Activity:
Pictures stay out; everything else in the records is to be copied exactly.

Dataset excerpts:
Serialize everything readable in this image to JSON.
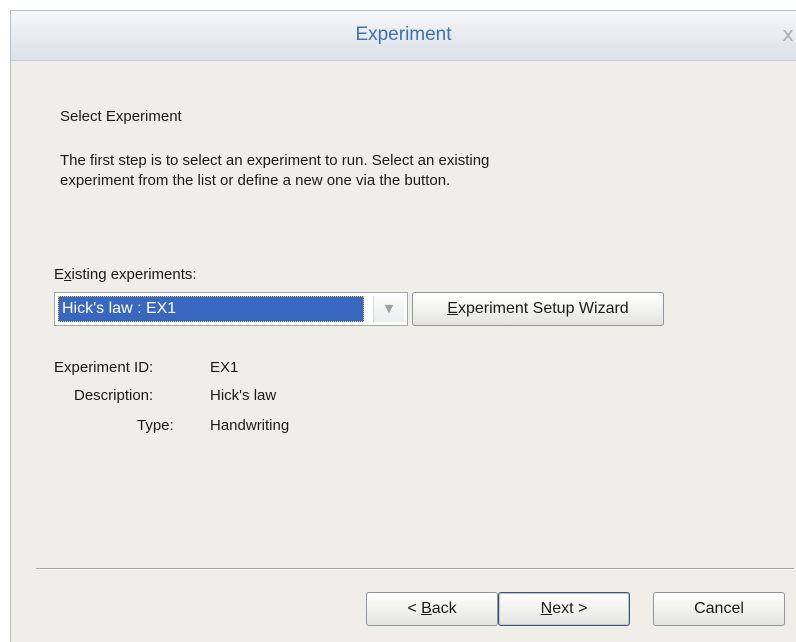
{
  "window": {
    "title": "Experiment",
    "close_label": "x"
  },
  "header": {
    "heading": "Select Experiment",
    "description_line1": "The first step is to select an experiment to run. Select an existing",
    "description_line2": "experiment from the list or define a new one via the button."
  },
  "experiments": {
    "label_prefix": "E",
    "label_mnemonic": "x",
    "label_rest": "isting experiments:",
    "selected_value": "Hick's law : EX1",
    "dropdown_arrow_icon": "chevron-down-icon"
  },
  "wizard_button": {
    "mnemonic": "E",
    "rest": "xperiment Setup Wizard"
  },
  "details": {
    "id_label": "Experiment ID:",
    "id_value": "EX1",
    "description_label": "Description:",
    "description_value": "Hick's law",
    "type_label": "Type:",
    "type_value": "Handwriting"
  },
  "footer": {
    "back_prefix": "< ",
    "back_mnemonic": "B",
    "back_rest": "ack",
    "next_mnemonic": "N",
    "next_rest": "ext >",
    "cancel_label": "Cancel"
  },
  "colors": {
    "title": "#3e73b0",
    "selection": "#3767c1",
    "dialog_bg": "#efeee8"
  }
}
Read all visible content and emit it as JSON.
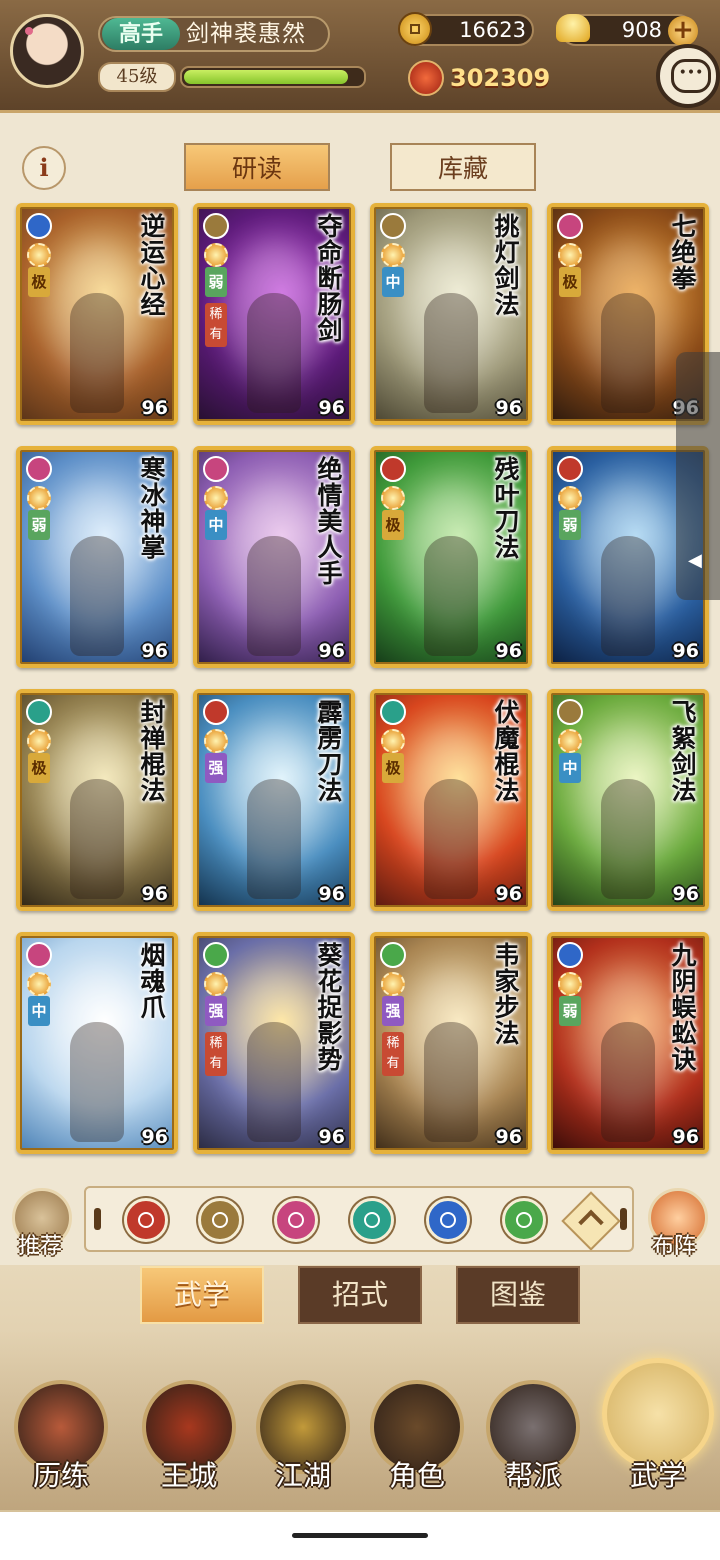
{
  "header": {
    "rank": "高手",
    "player_name": "剑神裘惠然",
    "level": "45级",
    "exp_fraction": 0.92,
    "coins": "16623",
    "gold": "908",
    "plus": "+",
    "power": "302309",
    "info": "i"
  },
  "subtabs": {
    "active": "研读",
    "inactive": "库藏"
  },
  "cards": [
    {
      "name": "逆运心经",
      "grade": "极",
      "rare": "",
      "level": "96",
      "bg": [
        "#f6d07a",
        "#a9612a",
        "#5a3418"
      ],
      "school": "#2f67c8"
    },
    {
      "name": "夺命断肠剑",
      "grade": "弱",
      "rare": "稀有",
      "level": "96",
      "bg": [
        "#c04fd8",
        "#5b1a78",
        "#26102f"
      ],
      "school": "#9a7a3c"
    },
    {
      "name": "挑灯剑法",
      "grade": "中",
      "rare": "",
      "level": "96",
      "bg": [
        "#e9e6c8",
        "#9f9a7a",
        "#4b4632"
      ],
      "school": "#9a7a3c"
    },
    {
      "name": "七绝拳",
      "grade": "极",
      "rare": "",
      "level": "96",
      "bg": [
        "#e89a35",
        "#8a4a18",
        "#2d1a0d"
      ],
      "school": "#c7457e"
    },
    {
      "name": "寒冰神掌",
      "grade": "弱",
      "rare": "",
      "level": "96",
      "bg": [
        "#d3e8fa",
        "#5d8fc8",
        "#203d6e"
      ],
      "school": "#c7457e"
    },
    {
      "name": "绝情美人手",
      "grade": "中",
      "rare": "",
      "level": "96",
      "bg": [
        "#e5b9e8",
        "#8d5eb3",
        "#2e1d46"
      ],
      "school": "#c7457e"
    },
    {
      "name": "残叶刀法",
      "grade": "极",
      "rare": "",
      "level": "96",
      "bg": [
        "#b7e59a",
        "#3f9a3a",
        "#153a18"
      ],
      "school": "#c0392b"
    },
    {
      "name": "",
      "grade": "弱",
      "rare": "",
      "level": "96",
      "bg": [
        "#9fd0f0",
        "#2a5fa0",
        "#0c1f40"
      ],
      "school": "#c0392b"
    },
    {
      "name": "封禅棍法",
      "grade": "极",
      "rare": "",
      "level": "96",
      "bg": [
        "#f0e2a8",
        "#8d7a4a",
        "#2f2616"
      ],
      "school": "#2aa08a"
    },
    {
      "name": "霹雳刀法",
      "grade": "强",
      "rare": "",
      "level": "96",
      "bg": [
        "#d8f0fa",
        "#4a8ec0",
        "#12304a"
      ],
      "school": "#c0392b"
    },
    {
      "name": "伏魔棍法",
      "grade": "极",
      "rare": "",
      "level": "96",
      "bg": [
        "#ffd77a",
        "#d8461e",
        "#5a1a10"
      ],
      "school": "#2aa08a"
    },
    {
      "name": "飞絮剑法",
      "grade": "中",
      "rare": "",
      "level": "96",
      "bg": [
        "#e5f2b0",
        "#6aaa3c",
        "#234018"
      ],
      "school": "#9a7a3c"
    },
    {
      "name": "烟魂爪",
      "grade": "中",
      "rare": "",
      "level": "96",
      "bg": [
        "#ffffff",
        "#b9d6ee",
        "#4c82b6"
      ],
      "school": "#c7457e"
    },
    {
      "name": "葵花捉影势",
      "grade": "强",
      "rare": "稀有",
      "level": "96",
      "bg": [
        "#ffe08a",
        "#6a6ea8",
        "#2a2a40"
      ],
      "school": "#4aa84a"
    },
    {
      "name": "韦家步法",
      "grade": "强",
      "rare": "稀有",
      "level": "96",
      "bg": [
        "#f7e3b0",
        "#a98552",
        "#3e2c18"
      ],
      "school": "#4aa84a"
    },
    {
      "name": "九阴蜈蚣诀",
      "grade": "弱",
      "rare": "",
      "level": "96",
      "bg": [
        "#f3a05a",
        "#b2301c",
        "#3a0c08"
      ],
      "school": "#2f67c8"
    }
  ],
  "filter": {
    "recommend": "推荐",
    "formation": "布阵",
    "schools": [
      "#c0392b",
      "#9a7a3c",
      "#c7457e",
      "#2aa08a",
      "#2f67c8",
      "#4aa84a"
    ]
  },
  "lower_tabs": [
    "武学",
    "招式",
    "图鉴"
  ],
  "nav": [
    {
      "label": "历练",
      "color": "#b85a3a"
    },
    {
      "label": "王城",
      "color": "#a8381e"
    },
    {
      "label": "江湖",
      "color": "#c29a3a"
    },
    {
      "label": "角色",
      "color": "#6a4a2a"
    },
    {
      "label": "帮派",
      "color": "#7a7070"
    },
    {
      "label": "武学",
      "color": "#d4b060"
    }
  ]
}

Result of the exercise:
Serialize everything readable in this image to JSON.
{
  "window": {
    "title": "Experiment",
    "close_label": "x"
  },
  "header": {
    "heading": "Select Experiment",
    "description_line1": "The first step is to select an experiment to run. Select an existing",
    "description_line2": "experiment from the list or define a new one via the button."
  },
  "experiments": {
    "label_prefix": "E",
    "label_mnemonic": "x",
    "label_rest": "isting experiments:",
    "selected_value": "Hick's law : EX1",
    "dropdown_arrow_icon": "chevron-down-icon"
  },
  "wizard_button": {
    "mnemonic": "E",
    "rest": "xperiment Setup Wizard"
  },
  "details": {
    "id_label": "Experiment ID:",
    "id_value": "EX1",
    "description_label": "Description:",
    "description_value": "Hick's law",
    "type_label": "Type:",
    "type_value": "Handwriting"
  },
  "footer": {
    "back_prefix": "< ",
    "back_mnemonic": "B",
    "back_rest": "ack",
    "next_mnemonic": "N",
    "next_rest": "ext >",
    "cancel_label": "Cancel"
  },
  "colors": {
    "title": "#3e73b0",
    "selection": "#3767c1",
    "dialog_bg": "#efeee8"
  }
}
Read all visible content and emit it as JSON.
{
  "header": {
    "rank": "高手",
    "player_name": "剑神裘惠然",
    "level": "45级",
    "exp_fraction": 0.92,
    "coins": "16623",
    "gold": "908",
    "plus": "+",
    "power": "302309",
    "info": "i"
  },
  "subtabs": {
    "active": "研读",
    "inactive": "库藏"
  },
  "cards": [
    {
      "name": "逆运心经",
      "grade": "极",
      "rare": "",
      "level": "96",
      "bg": [
        "#f6d07a",
        "#a9612a",
        "#5a3418"
      ],
      "school": "#2f67c8"
    },
    {
      "name": "夺命断肠剑",
      "grade": "弱",
      "rare": "稀有",
      "level": "96",
      "bg": [
        "#c04fd8",
        "#5b1a78",
        "#26102f"
      ],
      "school": "#9a7a3c"
    },
    {
      "name": "挑灯剑法",
      "grade": "中",
      "rare": "",
      "level": "96",
      "bg": [
        "#e9e6c8",
        "#9f9a7a",
        "#4b4632"
      ],
      "school": "#9a7a3c"
    },
    {
      "name": "七绝拳",
      "grade": "极",
      "rare": "",
      "level": "96",
      "bg": [
        "#e89a35",
        "#8a4a18",
        "#2d1a0d"
      ],
      "school": "#c7457e"
    },
    {
      "name": "寒冰神掌",
      "grade": "弱",
      "rare": "",
      "level": "96",
      "bg": [
        "#d3e8fa",
        "#5d8fc8",
        "#203d6e"
      ],
      "school": "#c7457e"
    },
    {
      "name": "绝情美人手",
      "grade": "中",
      "rare": "",
      "level": "96",
      "bg": [
        "#e5b9e8",
        "#8d5eb3",
        "#2e1d46"
      ],
      "school": "#c7457e"
    },
    {
      "name": "残叶刀法",
      "grade": "极",
      "rare": "",
      "level": "96",
      "bg": [
        "#b7e59a",
        "#3f9a3a",
        "#153a18"
      ],
      "school": "#c0392b"
    },
    {
      "name": "",
      "grade": "弱",
      "rare": "",
      "level": "96",
      "bg": [
        "#9fd0f0",
        "#2a5fa0",
        "#0c1f40"
      ],
      "school": "#c0392b"
    },
    {
      "name": "封禅棍法",
      "grade": "极",
      "rare": "",
      "level": "96",
      "bg": [
        "#f0e2a8",
        "#8d7a4a",
        "#2f2616"
      ],
      "school": "#2aa08a"
    },
    {
      "name": "霹雳刀法",
      "grade": "强",
      "rare": "",
      "level": "96",
      "bg": [
        "#d8f0fa",
        "#4a8ec0",
        "#12304a"
      ],
      "school": "#c0392b"
    },
    {
      "name": "伏魔棍法",
      "grade": "极",
      "rare": "",
      "level": "96",
      "bg": [
        "#ffd77a",
        "#d8461e",
        "#5a1a10"
      ],
      "school": "#2aa08a"
    },
    {
      "name": "飞絮剑法",
      "grade": "中",
      "rare": "",
      "level": "96",
      "bg": [
        "#e5f2b0",
        "#6aaa3c",
        "#234018"
      ],
      "school": "#9a7a3c"
    },
    {
      "name": "烟魂爪",
      "grade": "中",
      "rare": "",
      "level": "96",
      "bg": [
        "#ffffff",
        "#b9d6ee",
        "#4c82b6"
      ],
      "school": "#c7457e"
    },
    {
      "name": "葵花捉影势",
      "grade": "强",
      "rare": "稀有",
      "level": "96",
      "bg": [
        "#ffe08a",
        "#6a6ea8",
        "#2a2a40"
      ],
      "school": "#4aa84a"
    },
    {
      "name": "韦家步法",
      "grade": "强",
      "rare": "稀有",
      "level": "96",
      "bg": [
        "#f7e3b0",
        "#a98552",
        "#3e2c18"
      ],
      "school": "#4aa84a"
    },
    {
      "name": "九阴蜈蚣诀",
      "grade": "弱",
      "rare": "",
      "level": "96",
      "bg": [
        "#f3a05a",
        "#b2301c",
        "#3a0c08"
      ],
      "school": "#2f67c8"
    }
  ],
  "filter": {
    "recommend": "推荐",
    "formation": "布阵",
    "schools": [
      "#c0392b",
      "#9a7a3c",
      "#c7457e",
      "#2aa08a",
      "#2f67c8",
      "#4aa84a"
    ]
  },
  "lower_tabs": [
    "武学",
    "招式",
    "图鉴"
  ],
  "nav": [
    {
      "label": "历练",
      "color": "#b85a3a"
    },
    {
      "label": "王城",
      "color": "#a8381e"
    },
    {
      "label": "江湖",
      "color": "#c29a3a"
    },
    {
      "label": "角色",
      "color": "#6a4a2a"
    },
    {
      "label": "帮派",
      "color": "#7a7070"
    },
    {
      "label": "武学",
      "color": "#d4b060"
    }
  ]
}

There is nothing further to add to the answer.